I strode on out of the theater, that last scene from Casablanca still fresh in the ole noggin. Bogart and Bergman make the perfect couple. More than what I can say for the next twosome that I saw.
As I made for the door, I saw a babe walking out of the Maxwell’s clothing store, her man was right behind her. They were carrying more bags than Bonnie and Clyde after a visit to the bank. His back was bent from carrying all those sacks. He looked like the Hunchback of Notre Dame, and she was the dame. Someone needed to straighten them out. I was going in.
When I got 10 feet away, she looked at him and said “Honey, how much do we have left on the American Excess card?”
His top was about to blow. He dropped all the bags on the ground where he was. “We maxed it out, DEAR!” he said.
She stopped and looked back at him. “Oh, uh, well … what about MasterFraud?”
He shook his head.
She looked confused. “We maxed them out already?”
Just then, I arrived on the scene. “How many spots have you hit tonight, honey?”
She looked at me and said, “Excuse me, but it’s none of your business.
“Just the opposite, babe,” I countered. “Killing debt is what I’m in business for.”
“And just who are you?” she said, sassy.
I opened my trenchcoat. Dave Ramsey’s “I See Debt People” shirt showed proud and true. “I’m the DEBTective, and you’re in debt. Now, what places saw your mug tonight?”
After a minute, she finally spilled the beans. “Oh, I don’t know, let’s see. We went to Maxwell’s, Amber Jane’s, The Pit, Mucho Grande’s, Tuba or not Tuba, Spendy Spender’s and As Seen On Late Night Basic Cable Wrestling.”
I stared at her. Her hombre stared at her. It took a couple of minutes. She still wasn’t getting it.
“Honey,” he finally said, “I think we spent too much.”
“Oh, you always say that. We just did a lot of looking, that’s all,” she countered.
“I think we did a lot more than looking. Look at all these bags,” he said.
“Honey, it’s not that much,” she whined. She turned to me and asked, “Is it?” She was trying to get a little sympathy. I’m not about sympathy, I’m about saving.
We found a bench so the poor guy could cool his heels. The chick and I went through each bag and found the receipts for each store. She told me she bought all these threads because she likes to look pretty. I’ll tell you, there’s no way this ugly situation is going to be pretty.
We found 11 receipts. Apparently, she didn’t get everything the first time around and backtracked to some of the stores she’d already hit.
I went into my inside pocket and pulled out The Crusher. I started adding the receipts up. The guy looked at me like a lost puppy. He didn’t need to worry about getting help; it was on the way.

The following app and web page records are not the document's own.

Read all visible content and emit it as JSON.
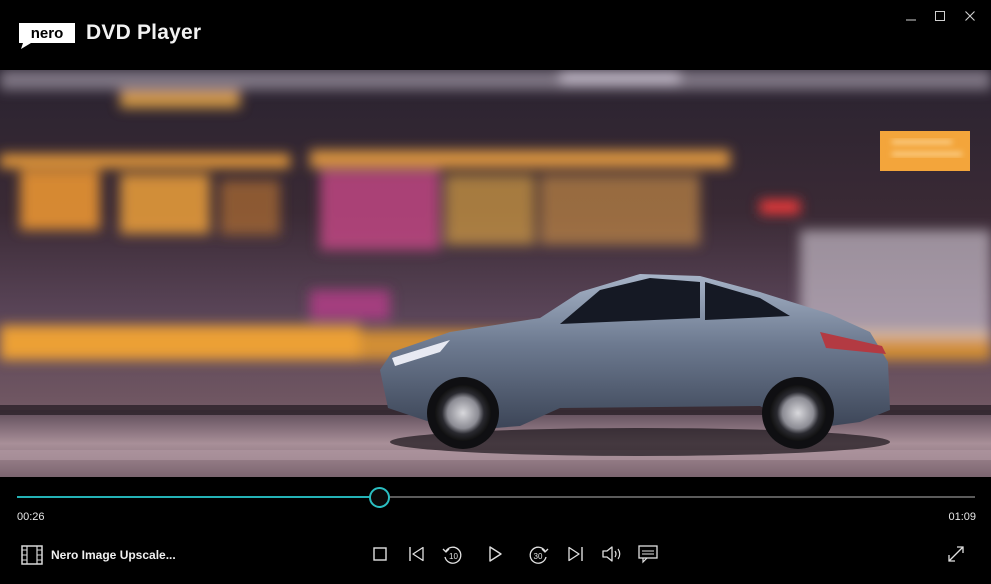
{
  "app": {
    "logo_text": "nero",
    "title": "DVD Player"
  },
  "window_controls": [
    "minimize",
    "maximize",
    "close"
  ],
  "player": {
    "current_time": "00:26",
    "total_time": "01:09",
    "progress": 0.378,
    "media_title": "Nero Image Upscale...",
    "accent_color": "#24b2b5",
    "skip_back_seconds": "10",
    "skip_forward_seconds": "30",
    "controls": [
      "stop",
      "previous",
      "rewind-10",
      "play",
      "forward-30",
      "next",
      "volume",
      "subtitles"
    ]
  }
}
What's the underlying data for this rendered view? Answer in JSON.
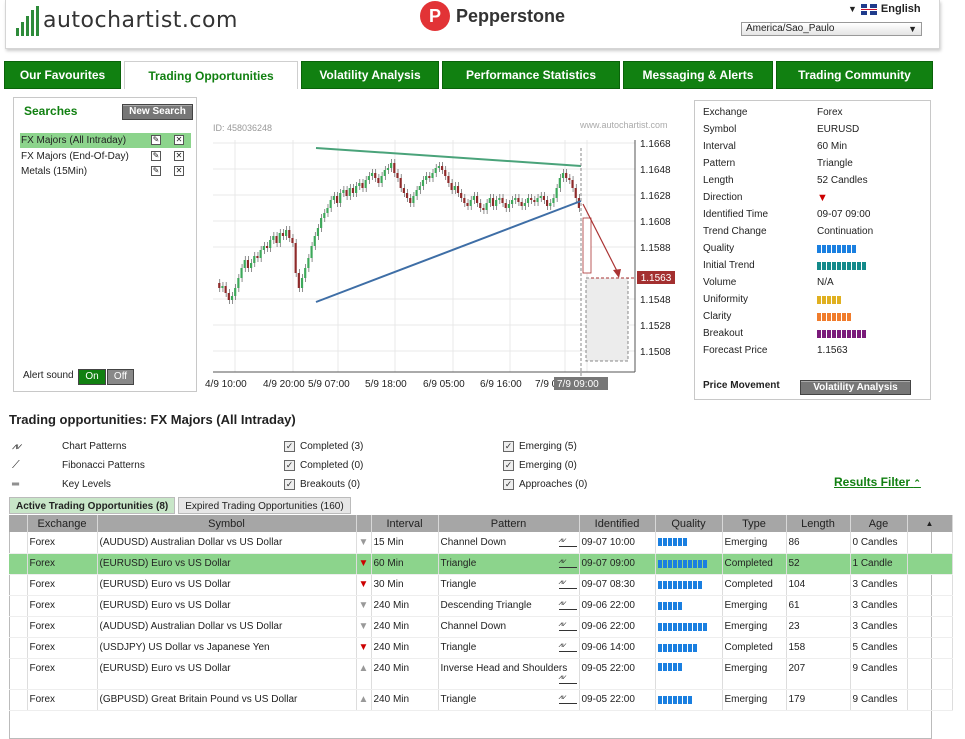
{
  "header": {
    "logo_text": "autochartist.com",
    "partner": "Pepperstone",
    "language": "English",
    "timezone": "America/Sao_Paulo"
  },
  "tabs": [
    "Our Favourites",
    "Trading Opportunities",
    "Volatility Analysis",
    "Performance Statistics",
    "Messaging & Alerts",
    "Trading Community"
  ],
  "searches": {
    "title": "Searches",
    "new_search": "New Search",
    "items": [
      "FX Majors (All Intraday)",
      "FX Majors (End-Of-Day)",
      "Metals (15Min)"
    ],
    "alert_sound_label": "Alert sound",
    "on": "On",
    "off": "Off"
  },
  "chart": {
    "id_label": "ID: 458036248",
    "watermark": "www.autochartist.com",
    "y_ticks": [
      "1.1668",
      "1.1648",
      "1.1628",
      "1.1608",
      "1.1588",
      "1.1563",
      "1.1548",
      "1.1528",
      "1.1508"
    ],
    "x_ticks": [
      "4/9 10:00",
      "4/9 20:00",
      "5/9 07:00",
      "5/9 18:00",
      "6/9 05:00",
      "6/9 16:00",
      "7/9 0",
      "7/9 09:00"
    ],
    "current_price": "1.1563"
  },
  "info": {
    "rows": [
      {
        "k": "Exchange",
        "v": "Forex"
      },
      {
        "k": "Symbol",
        "v": "EURUSD"
      },
      {
        "k": "Interval",
        "v": "60 Min"
      },
      {
        "k": "Pattern",
        "v": "Triangle"
      },
      {
        "k": "Length",
        "v": "52 Candles"
      },
      {
        "k": "Direction",
        "v": "▼"
      },
      {
        "k": "Identified Time",
        "v": "09-07 09:00"
      },
      {
        "k": "Trend Change",
        "v": "Continuation"
      },
      {
        "k": "Quality",
        "v": ""
      },
      {
        "k": "Initial Trend",
        "v": ""
      },
      {
        "k": "Volume",
        "v": "N/A"
      },
      {
        "k": "Uniformity",
        "v": ""
      },
      {
        "k": "Clarity",
        "v": ""
      },
      {
        "k": "Breakout",
        "v": ""
      },
      {
        "k": "Forecast Price",
        "v": "1.1563"
      }
    ],
    "gauges": {
      "quality": {
        "level": 8,
        "color": "#1a7fe0"
      },
      "initial_trend": {
        "level": 10,
        "color": "#138a8a"
      },
      "uniformity": {
        "level": 5,
        "color": "#e0b020"
      },
      "clarity": {
        "level": 7,
        "color": "#f07c2c"
      },
      "breakout": {
        "level": 10,
        "color": "#7a1a7a"
      }
    },
    "price_movement": "Price Movement",
    "volatility_btn": "Volatility Analysis"
  },
  "opportunities": {
    "title": "Trading opportunities: FX Majors (All Intraday)",
    "legend": [
      "Chart Patterns",
      "Fibonacci Patterns",
      "Key Levels"
    ],
    "filters_mid": [
      "Completed (3)",
      "Completed (0)",
      "Breakouts (0)"
    ],
    "filters_right": [
      "Emerging (5)",
      "Emerging (0)",
      "Approaches (0)"
    ],
    "results_filter": "Results Filter",
    "subtabs": [
      "Active Trading Opportunities (8)",
      "Expired Trading Opportunities (160)"
    ],
    "columns": [
      "Exchange",
      "Symbol",
      "Interval",
      "Pattern",
      "Identified",
      "Quality",
      "Type",
      "Length",
      "Age"
    ],
    "rows": [
      {
        "ex": "Forex",
        "sym": "(AUDUSD) Australian Dollar vs US Dollar",
        "dir": "▼",
        "dir_color": "#999",
        "int": "15 Min",
        "pat": "Channel Down",
        "id": "09-07 10:00",
        "q": 6,
        "type": "Emerging",
        "len": "86",
        "age": "0 Candles"
      },
      {
        "ex": "Forex",
        "sym": "(EURUSD) Euro vs US Dollar",
        "dir": "▼",
        "dir_color": "#cc0000",
        "int": "60 Min",
        "pat": "Triangle",
        "id": "09-07 09:00",
        "q": 10,
        "type": "Completed",
        "len": "52",
        "age": "1 Candle"
      },
      {
        "ex": "Forex",
        "sym": "(EURUSD) Euro vs US Dollar",
        "dir": "▼",
        "dir_color": "#cc0000",
        "int": "30 Min",
        "pat": "Triangle",
        "id": "09-07 08:30",
        "q": 9,
        "type": "Completed",
        "len": "104",
        "age": "3 Candles"
      },
      {
        "ex": "Forex",
        "sym": "(EURUSD) Euro vs US Dollar",
        "dir": "▼",
        "dir_color": "#999",
        "int": "240 Min",
        "pat": "Descending Triangle",
        "id": "09-06 22:00",
        "q": 5,
        "type": "Emerging",
        "len": "61",
        "age": "3 Candles"
      },
      {
        "ex": "Forex",
        "sym": "(AUDUSD) Australian Dollar vs US Dollar",
        "dir": "▼",
        "dir_color": "#999",
        "int": "240 Min",
        "pat": "Channel Down",
        "id": "09-06 22:00",
        "q": 10,
        "type": "Emerging",
        "len": "23",
        "age": "3 Candles"
      },
      {
        "ex": "Forex",
        "sym": "(USDJPY) US Dollar vs Japanese Yen",
        "dir": "▼",
        "dir_color": "#cc0000",
        "int": "240 Min",
        "pat": "Triangle",
        "id": "09-06 14:00",
        "q": 8,
        "type": "Completed",
        "len": "158",
        "age": "5 Candles"
      },
      {
        "ex": "Forex",
        "sym": "(EURUSD) Euro vs US Dollar",
        "dir": "▲",
        "dir_color": "#999",
        "int": "240 Min",
        "pat": "Inverse Head and Shoulders",
        "id": "09-05 22:00",
        "q": 5,
        "type": "Emerging",
        "len": "207",
        "age": "9 Candles"
      },
      {
        "ex": "Forex",
        "sym": "(GBPUSD) Great Britain Pound vs US Dollar",
        "dir": "▲",
        "dir_color": "#999",
        "int": "240 Min",
        "pat": "Triangle",
        "id": "09-05 22:00",
        "q": 7,
        "type": "Emerging",
        "len": "179",
        "age": "9 Candles"
      }
    ]
  }
}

I finished running the numbers and looked at Plain Jane. The guy was on the edge of his seat. Time to deliver the goods.
“You spent $795.13 tonight,” I told them both.
His head fell into his hands. Her mouth hit the floor. Reality hit them both.
“I knew it. I knew it. I knew it!” he said.
She tried to calm him down, put her hand on his shoulder.
“Well, now wait. How could I have spent that much?”
“Things cost too much at the mall, babe.” I pulled out one receipt. “Here you spent $62 on one sweater.” I pulled another. “$75 on a pair of shoes.” And another. “$31 on two paperback romance novels. You got the plastic fever and spent all this dough without realizing it. What’s the interest rate on your credit ca-“
“Twenty-one percent,” the guy said, cutting me off. He knew all the cards they were holding. “And she only makes the minimum payments each month,” he said.
I looked at her. “How many cards do you have?”
She looked at the ground. I knew the look. Before I found Dave Ramsey, I had the look. “I’ve got six credit cards, and they all have a balance,” she said.
I ran some more numbers through The Crusher. When it was done, the whole thing looked uglier than a blind date with a good personality. “Sweetheart, if you pay $20 a month, it will cost you $1,371 to pay off this one little shopping spree, and it will take you until the year 2012. Hope you like the sweater and shoes!”
She looked scared. It was about time. “What do I do to fix it?”
“First thing you need to do is get out of the mall and don’t come back for nothin’. Second, spend cash for clothes. It hurts to see cash leaving you, but your brain doesn’t register putting a piece of plastic down. In fact, I can show you the smartest move to make with those cards right now.”
She grabbed her purse and handed me six pieces of plastic poison. I took the Plasectinators out of my coat. “Time to make credit … history,” I said, cutting the cards to pieces. Dave Ramsey would have been proud. “The only good debt is no debt.”
She looked at me and nodded her noggin. “Honey,” she said, “Can you help me with the bags? I want to return this stuff.”
The kid smiled for the first time that night. He looked at me and nodded, like he was saying “thanks.” They gathered up the bags and headed off.
I walked toward the door, shaking my head and smiling. Almost too easy, I thought.